Exercise.
Your task is to copy each line of the material that includes "最新价格".

Data to examine.
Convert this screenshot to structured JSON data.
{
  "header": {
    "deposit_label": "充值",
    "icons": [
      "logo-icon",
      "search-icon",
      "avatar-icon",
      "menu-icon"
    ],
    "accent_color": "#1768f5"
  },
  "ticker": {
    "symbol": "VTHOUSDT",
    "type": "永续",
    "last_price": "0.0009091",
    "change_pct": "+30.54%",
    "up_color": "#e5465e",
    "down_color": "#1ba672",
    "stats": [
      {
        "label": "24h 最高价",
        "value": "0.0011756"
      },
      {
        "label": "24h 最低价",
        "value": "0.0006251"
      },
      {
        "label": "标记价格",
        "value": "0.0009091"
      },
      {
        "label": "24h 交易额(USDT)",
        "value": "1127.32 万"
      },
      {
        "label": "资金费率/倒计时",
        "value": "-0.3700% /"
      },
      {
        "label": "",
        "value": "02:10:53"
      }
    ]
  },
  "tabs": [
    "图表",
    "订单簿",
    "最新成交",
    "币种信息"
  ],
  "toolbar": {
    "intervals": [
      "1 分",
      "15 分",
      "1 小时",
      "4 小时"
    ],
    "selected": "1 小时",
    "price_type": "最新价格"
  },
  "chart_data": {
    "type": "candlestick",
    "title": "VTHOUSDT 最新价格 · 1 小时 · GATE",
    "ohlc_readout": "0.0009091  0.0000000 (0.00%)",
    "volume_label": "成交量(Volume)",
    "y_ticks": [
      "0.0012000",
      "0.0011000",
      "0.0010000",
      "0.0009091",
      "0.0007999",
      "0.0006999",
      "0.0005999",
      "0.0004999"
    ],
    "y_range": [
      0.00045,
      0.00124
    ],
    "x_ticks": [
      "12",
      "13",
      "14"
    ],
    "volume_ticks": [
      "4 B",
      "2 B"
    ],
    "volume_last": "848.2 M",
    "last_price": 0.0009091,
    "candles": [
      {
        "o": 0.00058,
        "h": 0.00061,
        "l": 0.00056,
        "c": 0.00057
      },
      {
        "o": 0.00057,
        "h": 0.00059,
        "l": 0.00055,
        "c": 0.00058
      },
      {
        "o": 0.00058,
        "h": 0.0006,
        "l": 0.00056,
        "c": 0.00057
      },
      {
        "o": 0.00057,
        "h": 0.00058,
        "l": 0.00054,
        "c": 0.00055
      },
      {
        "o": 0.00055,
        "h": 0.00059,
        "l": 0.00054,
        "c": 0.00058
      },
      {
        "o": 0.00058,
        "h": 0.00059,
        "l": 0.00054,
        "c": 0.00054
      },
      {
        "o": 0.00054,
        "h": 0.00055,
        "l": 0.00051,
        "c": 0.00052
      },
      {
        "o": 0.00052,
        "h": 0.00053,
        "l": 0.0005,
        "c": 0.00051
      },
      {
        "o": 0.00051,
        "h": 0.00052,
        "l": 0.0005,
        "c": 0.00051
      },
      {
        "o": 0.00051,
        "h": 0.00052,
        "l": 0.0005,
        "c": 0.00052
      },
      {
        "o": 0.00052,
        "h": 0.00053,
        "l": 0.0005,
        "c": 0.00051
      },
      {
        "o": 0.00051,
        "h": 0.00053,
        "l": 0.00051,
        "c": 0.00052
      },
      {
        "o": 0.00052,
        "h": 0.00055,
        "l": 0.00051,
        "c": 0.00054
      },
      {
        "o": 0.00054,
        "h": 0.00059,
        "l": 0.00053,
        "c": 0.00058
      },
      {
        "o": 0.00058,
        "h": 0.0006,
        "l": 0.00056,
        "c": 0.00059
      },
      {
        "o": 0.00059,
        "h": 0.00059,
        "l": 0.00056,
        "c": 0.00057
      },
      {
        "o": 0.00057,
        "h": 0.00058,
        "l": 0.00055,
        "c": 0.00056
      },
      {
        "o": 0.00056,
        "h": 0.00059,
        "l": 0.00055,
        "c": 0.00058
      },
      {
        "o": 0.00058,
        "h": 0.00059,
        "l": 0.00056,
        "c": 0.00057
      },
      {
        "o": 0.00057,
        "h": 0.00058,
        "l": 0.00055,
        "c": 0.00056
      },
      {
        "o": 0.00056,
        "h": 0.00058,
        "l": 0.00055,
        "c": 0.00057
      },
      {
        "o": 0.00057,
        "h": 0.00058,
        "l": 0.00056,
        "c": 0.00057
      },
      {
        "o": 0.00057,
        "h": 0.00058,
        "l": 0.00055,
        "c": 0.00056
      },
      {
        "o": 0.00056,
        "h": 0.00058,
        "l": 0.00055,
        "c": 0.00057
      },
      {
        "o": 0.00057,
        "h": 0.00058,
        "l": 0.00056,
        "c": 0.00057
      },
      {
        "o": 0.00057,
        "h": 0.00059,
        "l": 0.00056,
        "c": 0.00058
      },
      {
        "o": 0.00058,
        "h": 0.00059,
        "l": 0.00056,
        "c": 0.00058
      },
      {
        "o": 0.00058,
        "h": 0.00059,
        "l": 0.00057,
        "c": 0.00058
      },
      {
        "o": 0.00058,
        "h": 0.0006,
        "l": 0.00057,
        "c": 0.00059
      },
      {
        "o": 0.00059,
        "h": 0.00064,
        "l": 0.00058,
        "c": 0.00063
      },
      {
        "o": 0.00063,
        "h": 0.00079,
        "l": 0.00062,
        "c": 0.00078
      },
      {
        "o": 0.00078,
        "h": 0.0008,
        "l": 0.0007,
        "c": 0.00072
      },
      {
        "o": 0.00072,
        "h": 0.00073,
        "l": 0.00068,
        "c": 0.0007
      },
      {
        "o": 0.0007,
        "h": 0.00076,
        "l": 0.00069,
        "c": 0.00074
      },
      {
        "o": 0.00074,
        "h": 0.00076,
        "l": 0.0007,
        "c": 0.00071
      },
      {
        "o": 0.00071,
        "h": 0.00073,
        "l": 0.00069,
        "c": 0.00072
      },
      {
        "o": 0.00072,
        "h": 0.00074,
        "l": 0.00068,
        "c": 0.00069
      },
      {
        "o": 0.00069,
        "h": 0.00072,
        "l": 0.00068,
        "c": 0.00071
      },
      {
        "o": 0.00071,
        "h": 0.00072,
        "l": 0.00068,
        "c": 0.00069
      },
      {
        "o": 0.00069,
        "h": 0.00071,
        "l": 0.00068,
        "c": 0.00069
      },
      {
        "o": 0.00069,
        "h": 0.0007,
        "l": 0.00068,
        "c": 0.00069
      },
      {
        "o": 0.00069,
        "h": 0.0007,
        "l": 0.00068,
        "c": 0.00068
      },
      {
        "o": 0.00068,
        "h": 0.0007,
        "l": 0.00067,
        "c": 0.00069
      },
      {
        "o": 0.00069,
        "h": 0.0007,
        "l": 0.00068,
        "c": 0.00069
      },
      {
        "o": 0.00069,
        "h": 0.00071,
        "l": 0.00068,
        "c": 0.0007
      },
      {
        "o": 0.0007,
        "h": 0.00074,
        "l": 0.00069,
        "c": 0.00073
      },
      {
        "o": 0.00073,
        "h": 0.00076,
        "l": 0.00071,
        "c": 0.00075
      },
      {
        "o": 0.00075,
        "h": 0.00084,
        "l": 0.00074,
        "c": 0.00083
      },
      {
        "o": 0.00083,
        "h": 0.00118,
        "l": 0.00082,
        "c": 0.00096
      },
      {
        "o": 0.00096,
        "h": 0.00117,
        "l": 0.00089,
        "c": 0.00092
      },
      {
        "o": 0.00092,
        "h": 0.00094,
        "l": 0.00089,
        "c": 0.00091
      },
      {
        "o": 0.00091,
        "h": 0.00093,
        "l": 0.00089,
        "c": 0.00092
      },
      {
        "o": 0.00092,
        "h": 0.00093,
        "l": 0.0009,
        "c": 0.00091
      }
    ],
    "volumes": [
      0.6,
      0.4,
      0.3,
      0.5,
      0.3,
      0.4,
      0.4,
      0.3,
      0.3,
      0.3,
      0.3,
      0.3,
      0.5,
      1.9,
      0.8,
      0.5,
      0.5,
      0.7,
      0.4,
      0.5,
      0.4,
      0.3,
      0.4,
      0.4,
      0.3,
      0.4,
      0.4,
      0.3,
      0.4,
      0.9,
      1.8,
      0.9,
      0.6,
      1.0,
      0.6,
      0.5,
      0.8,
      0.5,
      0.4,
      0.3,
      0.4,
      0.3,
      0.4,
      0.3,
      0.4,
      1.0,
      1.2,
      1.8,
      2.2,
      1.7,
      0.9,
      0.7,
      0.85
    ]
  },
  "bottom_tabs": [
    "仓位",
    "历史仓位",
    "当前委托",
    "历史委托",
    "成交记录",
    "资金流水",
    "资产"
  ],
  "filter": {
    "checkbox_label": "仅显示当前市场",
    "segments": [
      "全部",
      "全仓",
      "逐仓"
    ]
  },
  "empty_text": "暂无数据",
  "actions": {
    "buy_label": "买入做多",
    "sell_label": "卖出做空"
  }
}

Output below.
    "price_type": "最新价格"
    "title": "VTHOUSDT 最新价格 · 1 小时 · GATE",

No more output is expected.